Dataset rows describing interfaces ▸
>>>>>
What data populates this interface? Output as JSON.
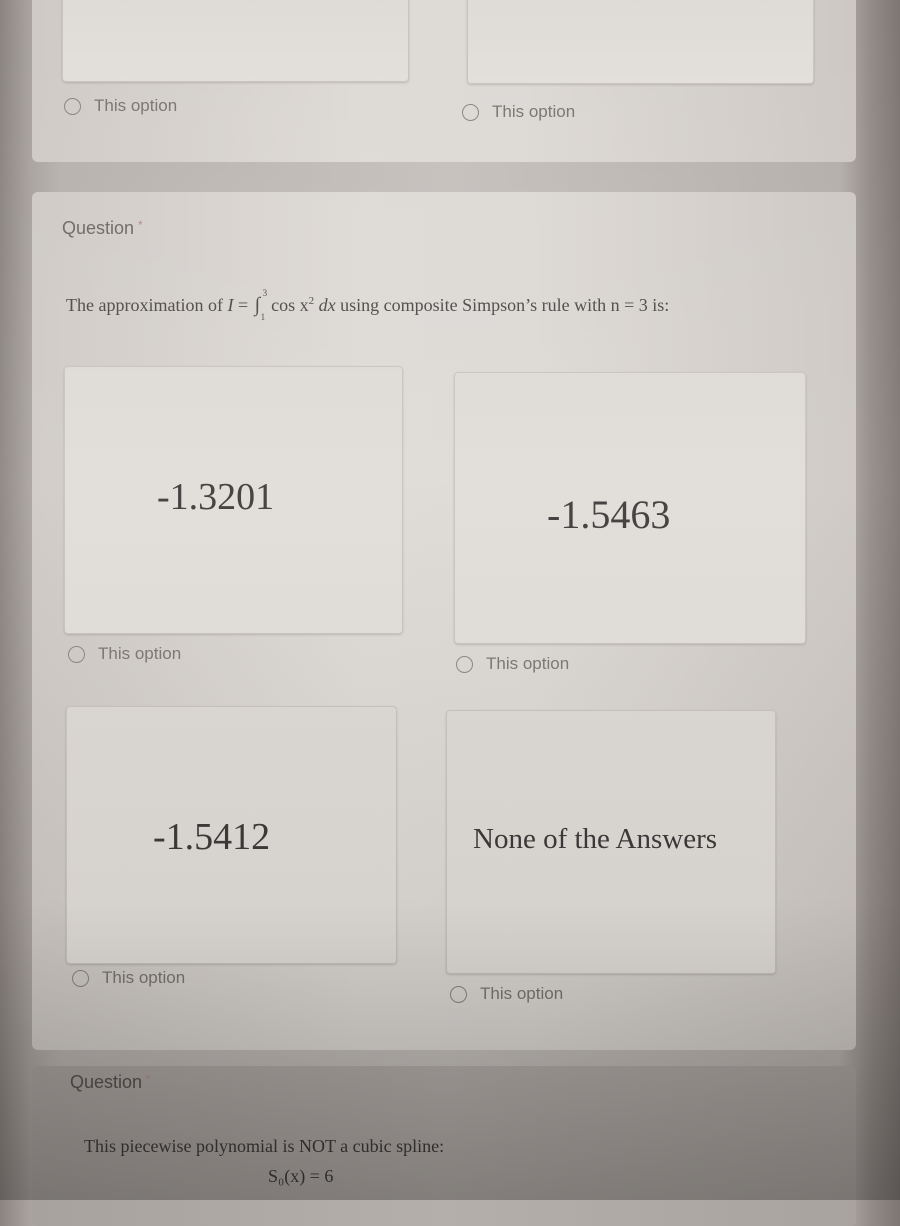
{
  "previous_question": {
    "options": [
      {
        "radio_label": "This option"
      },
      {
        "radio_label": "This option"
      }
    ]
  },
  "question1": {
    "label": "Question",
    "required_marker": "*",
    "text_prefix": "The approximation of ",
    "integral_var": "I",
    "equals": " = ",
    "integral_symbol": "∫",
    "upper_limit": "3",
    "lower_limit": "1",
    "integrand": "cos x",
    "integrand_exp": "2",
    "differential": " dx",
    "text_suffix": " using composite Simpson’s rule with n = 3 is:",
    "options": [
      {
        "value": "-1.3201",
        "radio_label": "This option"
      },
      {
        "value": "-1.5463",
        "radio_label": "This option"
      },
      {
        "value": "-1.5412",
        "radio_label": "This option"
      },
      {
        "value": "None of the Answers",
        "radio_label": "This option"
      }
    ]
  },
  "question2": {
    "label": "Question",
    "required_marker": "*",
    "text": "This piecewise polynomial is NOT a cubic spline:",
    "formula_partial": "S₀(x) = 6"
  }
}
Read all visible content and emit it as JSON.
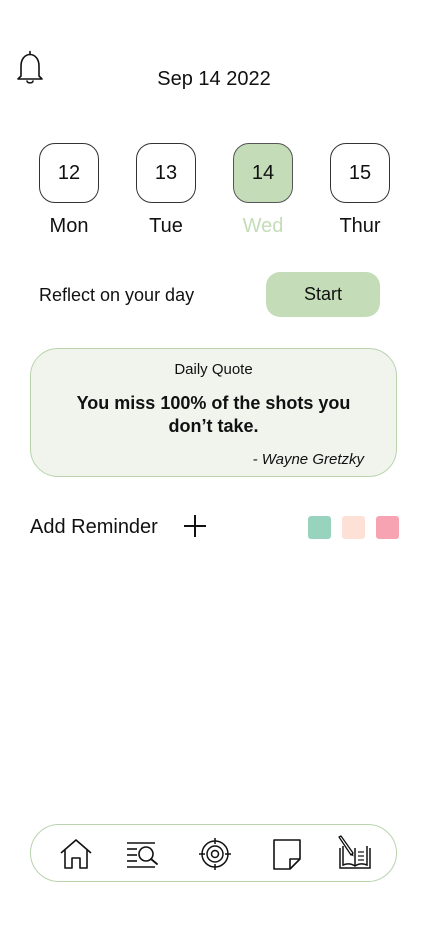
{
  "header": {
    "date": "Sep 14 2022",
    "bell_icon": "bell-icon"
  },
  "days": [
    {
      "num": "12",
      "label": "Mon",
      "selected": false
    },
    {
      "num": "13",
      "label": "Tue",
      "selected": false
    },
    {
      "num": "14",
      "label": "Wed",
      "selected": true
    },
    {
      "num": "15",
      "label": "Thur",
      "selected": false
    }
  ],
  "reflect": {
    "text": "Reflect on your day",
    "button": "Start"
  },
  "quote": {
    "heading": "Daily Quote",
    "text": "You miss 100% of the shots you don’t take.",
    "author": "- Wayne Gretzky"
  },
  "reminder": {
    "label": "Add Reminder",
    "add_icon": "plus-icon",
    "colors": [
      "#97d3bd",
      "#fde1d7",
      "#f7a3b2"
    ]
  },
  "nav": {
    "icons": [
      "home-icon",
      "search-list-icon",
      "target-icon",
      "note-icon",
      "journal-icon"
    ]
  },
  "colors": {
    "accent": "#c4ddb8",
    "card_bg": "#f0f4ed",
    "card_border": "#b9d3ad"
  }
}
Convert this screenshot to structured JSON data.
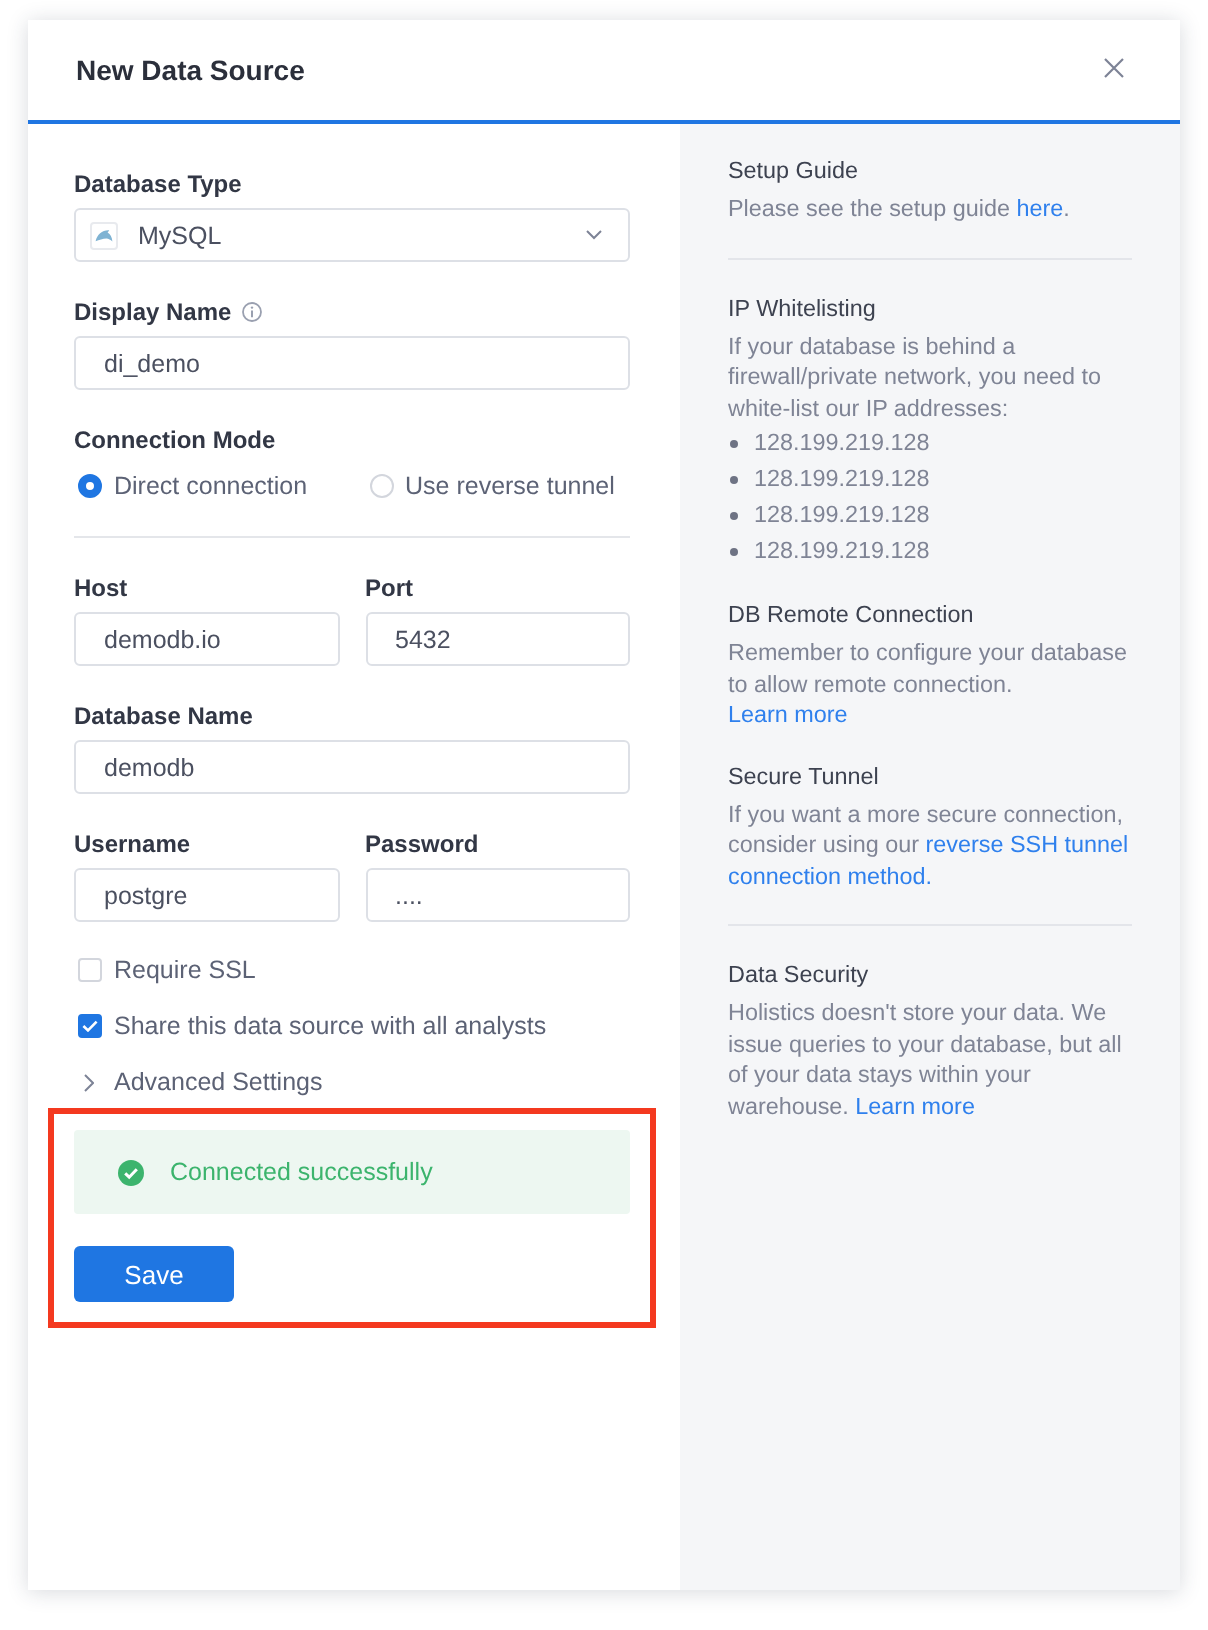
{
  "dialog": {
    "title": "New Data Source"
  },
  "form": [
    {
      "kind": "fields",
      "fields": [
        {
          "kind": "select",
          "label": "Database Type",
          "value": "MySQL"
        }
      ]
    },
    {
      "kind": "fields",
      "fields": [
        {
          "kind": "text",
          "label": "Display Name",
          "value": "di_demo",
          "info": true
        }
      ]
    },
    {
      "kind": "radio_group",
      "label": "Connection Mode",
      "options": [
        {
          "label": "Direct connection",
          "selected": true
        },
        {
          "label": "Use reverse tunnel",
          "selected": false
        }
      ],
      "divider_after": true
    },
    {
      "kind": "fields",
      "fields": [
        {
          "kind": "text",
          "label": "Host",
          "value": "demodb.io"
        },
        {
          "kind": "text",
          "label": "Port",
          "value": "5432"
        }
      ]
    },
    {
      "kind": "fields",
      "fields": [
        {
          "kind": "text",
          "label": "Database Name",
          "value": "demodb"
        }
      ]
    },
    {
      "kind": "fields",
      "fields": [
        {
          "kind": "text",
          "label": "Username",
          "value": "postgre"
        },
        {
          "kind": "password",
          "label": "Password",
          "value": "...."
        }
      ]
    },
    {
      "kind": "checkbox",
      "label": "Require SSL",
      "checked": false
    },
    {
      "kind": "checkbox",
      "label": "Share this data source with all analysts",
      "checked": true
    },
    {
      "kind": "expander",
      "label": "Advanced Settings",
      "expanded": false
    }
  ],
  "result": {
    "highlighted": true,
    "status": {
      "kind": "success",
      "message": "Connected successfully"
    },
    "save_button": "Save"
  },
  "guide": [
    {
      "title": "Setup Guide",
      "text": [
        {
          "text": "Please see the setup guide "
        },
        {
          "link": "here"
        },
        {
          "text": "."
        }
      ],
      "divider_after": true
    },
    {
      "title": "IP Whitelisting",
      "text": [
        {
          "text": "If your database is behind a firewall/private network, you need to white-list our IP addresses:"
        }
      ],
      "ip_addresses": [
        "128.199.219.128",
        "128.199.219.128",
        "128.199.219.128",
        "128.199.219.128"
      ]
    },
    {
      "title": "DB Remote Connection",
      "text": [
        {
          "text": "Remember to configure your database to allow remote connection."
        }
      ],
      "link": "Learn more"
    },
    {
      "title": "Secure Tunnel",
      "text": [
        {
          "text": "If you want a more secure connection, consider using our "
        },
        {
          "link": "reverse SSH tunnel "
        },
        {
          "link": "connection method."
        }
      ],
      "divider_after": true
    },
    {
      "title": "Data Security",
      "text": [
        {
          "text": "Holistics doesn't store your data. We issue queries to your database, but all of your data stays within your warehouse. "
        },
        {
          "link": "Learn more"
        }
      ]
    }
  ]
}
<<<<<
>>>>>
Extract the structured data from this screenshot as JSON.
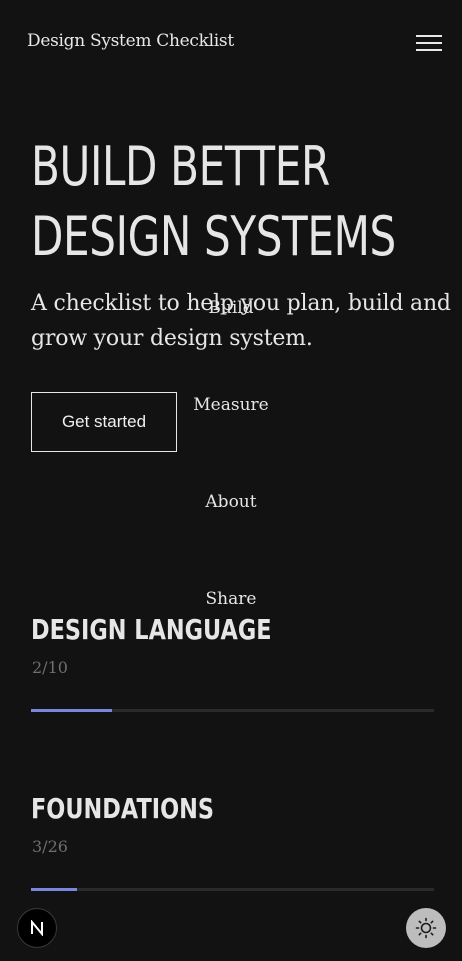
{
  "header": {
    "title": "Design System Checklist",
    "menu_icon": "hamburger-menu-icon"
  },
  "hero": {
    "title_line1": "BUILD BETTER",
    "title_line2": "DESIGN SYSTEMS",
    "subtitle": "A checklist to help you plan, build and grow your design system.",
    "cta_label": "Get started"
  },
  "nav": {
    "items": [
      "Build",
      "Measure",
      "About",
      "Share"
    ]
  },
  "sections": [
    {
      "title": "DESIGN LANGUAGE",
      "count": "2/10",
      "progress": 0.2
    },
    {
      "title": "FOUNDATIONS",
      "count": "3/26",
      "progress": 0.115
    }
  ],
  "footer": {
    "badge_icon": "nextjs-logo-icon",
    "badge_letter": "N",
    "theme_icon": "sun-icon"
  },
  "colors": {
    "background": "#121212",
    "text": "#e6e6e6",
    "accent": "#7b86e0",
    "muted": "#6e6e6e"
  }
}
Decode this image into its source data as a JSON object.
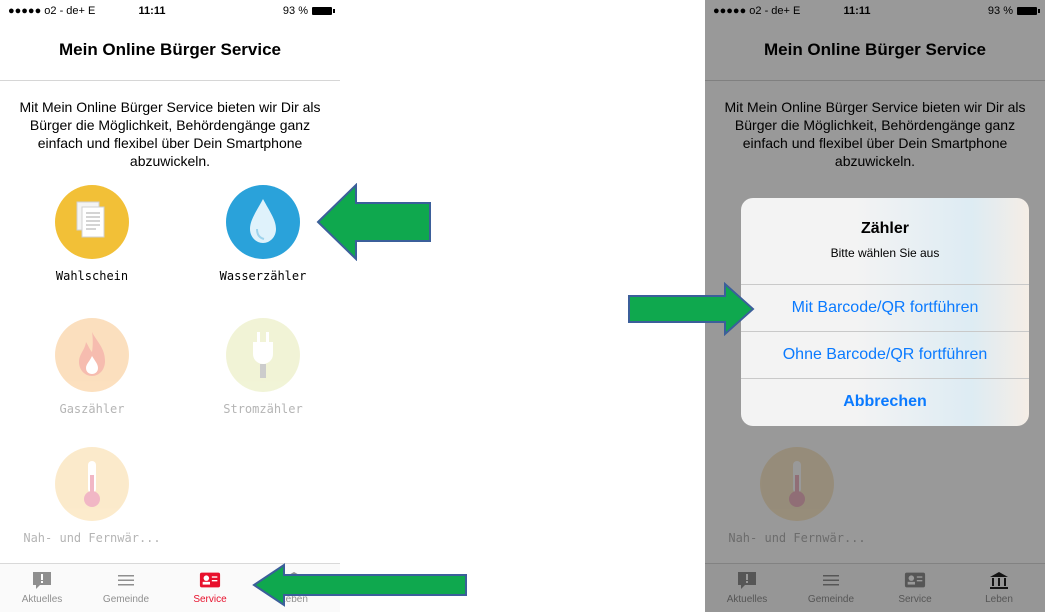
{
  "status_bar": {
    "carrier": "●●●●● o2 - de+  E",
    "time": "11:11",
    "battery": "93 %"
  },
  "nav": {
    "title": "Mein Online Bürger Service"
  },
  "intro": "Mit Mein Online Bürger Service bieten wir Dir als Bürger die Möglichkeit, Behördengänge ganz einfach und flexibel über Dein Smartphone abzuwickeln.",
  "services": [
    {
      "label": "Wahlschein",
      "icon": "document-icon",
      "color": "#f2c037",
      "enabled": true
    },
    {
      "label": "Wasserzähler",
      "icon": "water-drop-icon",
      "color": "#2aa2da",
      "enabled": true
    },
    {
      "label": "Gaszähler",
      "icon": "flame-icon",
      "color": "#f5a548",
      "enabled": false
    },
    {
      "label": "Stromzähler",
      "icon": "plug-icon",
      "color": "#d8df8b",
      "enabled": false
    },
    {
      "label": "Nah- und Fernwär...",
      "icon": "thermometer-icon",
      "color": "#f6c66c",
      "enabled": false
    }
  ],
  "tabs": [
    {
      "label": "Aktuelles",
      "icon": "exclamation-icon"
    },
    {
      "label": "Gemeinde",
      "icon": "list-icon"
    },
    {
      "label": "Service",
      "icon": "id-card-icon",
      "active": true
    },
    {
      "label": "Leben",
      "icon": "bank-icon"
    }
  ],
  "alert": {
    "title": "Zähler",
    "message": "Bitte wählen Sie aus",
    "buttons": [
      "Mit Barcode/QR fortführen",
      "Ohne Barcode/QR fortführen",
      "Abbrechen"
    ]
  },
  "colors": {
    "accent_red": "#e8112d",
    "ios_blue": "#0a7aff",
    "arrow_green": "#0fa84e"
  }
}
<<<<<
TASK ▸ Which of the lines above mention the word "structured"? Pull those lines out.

RESULT BELOW ▸
Convert this screenshot to structured JSON data.
Extract the structured data from this screenshot as JSON.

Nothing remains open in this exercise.